What needs to be done.
Using the listing below, report all lines holding the word "text".

━━━ Data to examine

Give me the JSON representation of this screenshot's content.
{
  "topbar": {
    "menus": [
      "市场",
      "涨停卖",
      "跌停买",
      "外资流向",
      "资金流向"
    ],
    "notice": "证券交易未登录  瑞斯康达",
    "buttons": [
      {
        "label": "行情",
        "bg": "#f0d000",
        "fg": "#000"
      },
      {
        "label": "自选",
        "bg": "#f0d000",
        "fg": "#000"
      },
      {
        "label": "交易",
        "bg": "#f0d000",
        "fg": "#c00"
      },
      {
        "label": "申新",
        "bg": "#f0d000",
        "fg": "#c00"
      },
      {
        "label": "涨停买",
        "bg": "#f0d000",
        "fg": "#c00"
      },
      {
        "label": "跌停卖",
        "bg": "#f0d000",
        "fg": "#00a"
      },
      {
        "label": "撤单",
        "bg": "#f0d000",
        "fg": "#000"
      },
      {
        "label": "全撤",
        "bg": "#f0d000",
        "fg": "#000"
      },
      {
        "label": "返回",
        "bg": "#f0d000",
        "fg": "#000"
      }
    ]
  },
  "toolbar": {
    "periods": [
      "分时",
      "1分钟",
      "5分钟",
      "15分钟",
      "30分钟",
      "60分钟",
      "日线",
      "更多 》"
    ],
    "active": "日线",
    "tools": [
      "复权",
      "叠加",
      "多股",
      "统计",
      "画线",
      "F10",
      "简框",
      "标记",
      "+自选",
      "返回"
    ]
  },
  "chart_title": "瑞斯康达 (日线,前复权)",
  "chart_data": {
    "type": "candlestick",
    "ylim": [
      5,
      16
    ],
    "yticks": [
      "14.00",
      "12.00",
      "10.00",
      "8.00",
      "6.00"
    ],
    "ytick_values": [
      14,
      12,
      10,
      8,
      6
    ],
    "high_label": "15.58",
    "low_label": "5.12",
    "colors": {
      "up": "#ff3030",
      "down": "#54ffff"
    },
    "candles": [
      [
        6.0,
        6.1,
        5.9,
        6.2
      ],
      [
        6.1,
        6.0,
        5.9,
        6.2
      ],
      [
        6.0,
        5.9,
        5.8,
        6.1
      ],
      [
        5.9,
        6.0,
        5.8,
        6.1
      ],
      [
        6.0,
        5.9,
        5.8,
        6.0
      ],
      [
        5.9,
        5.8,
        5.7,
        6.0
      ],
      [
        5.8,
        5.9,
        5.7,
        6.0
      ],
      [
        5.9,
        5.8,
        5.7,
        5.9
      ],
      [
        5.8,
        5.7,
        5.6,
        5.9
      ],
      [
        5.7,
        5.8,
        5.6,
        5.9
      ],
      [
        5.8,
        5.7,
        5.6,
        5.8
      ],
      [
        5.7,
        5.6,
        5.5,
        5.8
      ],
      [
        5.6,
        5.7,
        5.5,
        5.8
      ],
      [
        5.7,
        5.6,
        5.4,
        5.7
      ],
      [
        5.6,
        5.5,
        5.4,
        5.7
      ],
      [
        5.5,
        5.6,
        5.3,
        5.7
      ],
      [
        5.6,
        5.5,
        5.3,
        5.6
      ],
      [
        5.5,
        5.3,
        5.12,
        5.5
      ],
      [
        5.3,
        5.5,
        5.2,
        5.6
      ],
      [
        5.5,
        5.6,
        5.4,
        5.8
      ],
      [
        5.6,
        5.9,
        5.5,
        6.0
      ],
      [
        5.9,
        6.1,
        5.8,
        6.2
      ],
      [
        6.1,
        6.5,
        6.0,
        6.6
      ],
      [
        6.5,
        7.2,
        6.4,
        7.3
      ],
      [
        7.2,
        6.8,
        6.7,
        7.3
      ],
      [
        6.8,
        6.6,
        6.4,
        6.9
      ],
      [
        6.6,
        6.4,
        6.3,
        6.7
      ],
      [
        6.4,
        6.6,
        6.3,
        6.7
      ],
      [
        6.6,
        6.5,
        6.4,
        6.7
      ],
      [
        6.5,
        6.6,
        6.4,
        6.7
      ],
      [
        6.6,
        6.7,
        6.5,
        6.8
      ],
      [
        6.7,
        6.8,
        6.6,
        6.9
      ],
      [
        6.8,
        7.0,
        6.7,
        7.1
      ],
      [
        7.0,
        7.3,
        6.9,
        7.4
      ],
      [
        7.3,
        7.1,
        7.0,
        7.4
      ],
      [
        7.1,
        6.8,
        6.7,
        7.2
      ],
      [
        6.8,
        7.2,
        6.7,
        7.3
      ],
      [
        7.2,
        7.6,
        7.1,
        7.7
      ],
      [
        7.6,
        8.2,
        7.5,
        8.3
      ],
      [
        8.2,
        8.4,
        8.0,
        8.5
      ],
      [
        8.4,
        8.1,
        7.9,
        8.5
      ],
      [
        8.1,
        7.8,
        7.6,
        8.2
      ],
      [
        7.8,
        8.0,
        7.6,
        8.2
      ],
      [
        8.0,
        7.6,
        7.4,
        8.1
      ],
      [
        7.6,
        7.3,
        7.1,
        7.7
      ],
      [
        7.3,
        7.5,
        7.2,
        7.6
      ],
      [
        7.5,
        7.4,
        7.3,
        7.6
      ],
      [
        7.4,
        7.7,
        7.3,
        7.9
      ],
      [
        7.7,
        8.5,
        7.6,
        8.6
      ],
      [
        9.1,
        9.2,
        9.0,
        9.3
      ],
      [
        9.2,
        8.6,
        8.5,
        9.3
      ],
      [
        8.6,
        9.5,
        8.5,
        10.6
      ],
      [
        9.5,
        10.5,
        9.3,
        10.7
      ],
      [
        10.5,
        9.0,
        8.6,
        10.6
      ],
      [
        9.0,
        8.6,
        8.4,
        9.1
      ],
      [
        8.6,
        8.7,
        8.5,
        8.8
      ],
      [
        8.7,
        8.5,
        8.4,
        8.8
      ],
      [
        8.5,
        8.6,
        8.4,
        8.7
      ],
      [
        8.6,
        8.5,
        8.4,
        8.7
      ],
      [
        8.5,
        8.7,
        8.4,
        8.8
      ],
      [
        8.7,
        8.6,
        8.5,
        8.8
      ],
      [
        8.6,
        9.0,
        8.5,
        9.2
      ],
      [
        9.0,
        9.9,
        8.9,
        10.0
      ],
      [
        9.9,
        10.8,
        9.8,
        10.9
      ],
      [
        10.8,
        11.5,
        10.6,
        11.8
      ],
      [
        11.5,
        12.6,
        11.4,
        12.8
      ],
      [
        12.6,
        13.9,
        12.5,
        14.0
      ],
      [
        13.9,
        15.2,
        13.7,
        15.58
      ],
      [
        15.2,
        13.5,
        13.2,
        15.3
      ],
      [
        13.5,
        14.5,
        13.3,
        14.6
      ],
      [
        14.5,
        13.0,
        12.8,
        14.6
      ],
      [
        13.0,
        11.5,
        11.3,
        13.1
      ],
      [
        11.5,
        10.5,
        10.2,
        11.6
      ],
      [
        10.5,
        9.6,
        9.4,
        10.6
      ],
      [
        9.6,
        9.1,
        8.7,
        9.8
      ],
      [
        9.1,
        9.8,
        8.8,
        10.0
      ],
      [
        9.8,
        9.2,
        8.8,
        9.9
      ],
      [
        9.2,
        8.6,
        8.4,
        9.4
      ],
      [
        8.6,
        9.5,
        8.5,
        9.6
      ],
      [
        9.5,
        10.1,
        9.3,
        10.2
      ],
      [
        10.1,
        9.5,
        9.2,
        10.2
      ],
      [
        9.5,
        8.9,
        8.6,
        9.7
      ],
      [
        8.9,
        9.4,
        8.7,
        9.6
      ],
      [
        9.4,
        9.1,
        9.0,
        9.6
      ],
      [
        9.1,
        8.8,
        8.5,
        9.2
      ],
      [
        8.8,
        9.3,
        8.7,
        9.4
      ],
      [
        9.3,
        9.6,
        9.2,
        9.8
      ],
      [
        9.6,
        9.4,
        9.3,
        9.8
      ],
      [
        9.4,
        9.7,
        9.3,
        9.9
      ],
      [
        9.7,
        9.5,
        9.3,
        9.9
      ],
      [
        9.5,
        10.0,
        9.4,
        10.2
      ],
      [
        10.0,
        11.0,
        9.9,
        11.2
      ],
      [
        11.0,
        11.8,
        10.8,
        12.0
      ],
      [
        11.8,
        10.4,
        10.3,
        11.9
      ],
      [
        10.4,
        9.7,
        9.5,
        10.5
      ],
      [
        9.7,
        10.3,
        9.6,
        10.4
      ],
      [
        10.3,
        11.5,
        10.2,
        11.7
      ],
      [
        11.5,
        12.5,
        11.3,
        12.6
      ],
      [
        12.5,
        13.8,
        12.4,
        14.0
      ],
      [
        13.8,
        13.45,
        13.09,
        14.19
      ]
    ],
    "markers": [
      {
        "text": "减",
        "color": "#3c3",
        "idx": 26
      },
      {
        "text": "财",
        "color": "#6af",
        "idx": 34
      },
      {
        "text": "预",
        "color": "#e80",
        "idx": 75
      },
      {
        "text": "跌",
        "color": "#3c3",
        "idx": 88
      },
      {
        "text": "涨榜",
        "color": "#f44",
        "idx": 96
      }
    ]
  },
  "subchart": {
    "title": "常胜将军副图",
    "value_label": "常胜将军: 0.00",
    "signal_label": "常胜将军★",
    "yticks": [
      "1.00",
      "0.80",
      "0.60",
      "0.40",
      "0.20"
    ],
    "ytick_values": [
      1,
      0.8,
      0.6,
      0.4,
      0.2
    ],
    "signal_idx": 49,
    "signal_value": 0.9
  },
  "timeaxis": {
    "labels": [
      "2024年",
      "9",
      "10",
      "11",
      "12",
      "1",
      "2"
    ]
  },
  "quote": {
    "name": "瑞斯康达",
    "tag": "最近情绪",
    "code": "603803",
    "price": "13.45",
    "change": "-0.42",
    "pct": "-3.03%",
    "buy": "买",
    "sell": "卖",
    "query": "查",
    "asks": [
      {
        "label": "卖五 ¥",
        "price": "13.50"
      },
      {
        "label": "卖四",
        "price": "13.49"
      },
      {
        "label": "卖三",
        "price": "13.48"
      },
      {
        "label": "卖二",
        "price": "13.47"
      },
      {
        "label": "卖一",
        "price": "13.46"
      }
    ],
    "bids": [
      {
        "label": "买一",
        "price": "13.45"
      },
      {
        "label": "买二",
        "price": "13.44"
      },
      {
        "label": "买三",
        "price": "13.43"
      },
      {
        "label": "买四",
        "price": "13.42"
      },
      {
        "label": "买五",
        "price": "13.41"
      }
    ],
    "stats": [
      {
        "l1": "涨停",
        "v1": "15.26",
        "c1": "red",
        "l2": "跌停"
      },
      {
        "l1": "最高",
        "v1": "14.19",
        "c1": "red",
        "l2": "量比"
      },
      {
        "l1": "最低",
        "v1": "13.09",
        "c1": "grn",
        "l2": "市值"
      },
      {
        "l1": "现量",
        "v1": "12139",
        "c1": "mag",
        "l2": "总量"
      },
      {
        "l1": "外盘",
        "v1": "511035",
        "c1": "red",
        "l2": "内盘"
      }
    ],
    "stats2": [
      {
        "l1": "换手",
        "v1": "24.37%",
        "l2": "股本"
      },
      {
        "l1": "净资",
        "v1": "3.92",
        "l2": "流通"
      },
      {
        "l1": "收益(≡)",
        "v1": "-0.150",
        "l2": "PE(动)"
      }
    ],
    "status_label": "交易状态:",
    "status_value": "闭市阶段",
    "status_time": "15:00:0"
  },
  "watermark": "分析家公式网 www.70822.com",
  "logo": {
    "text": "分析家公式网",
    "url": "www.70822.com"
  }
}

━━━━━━

Response to the task.
        "text": "减",
        "text": "财",
        "text": "预",
        "text": "跌",
        "text": "涨榜",
    "text": "分析家公式网",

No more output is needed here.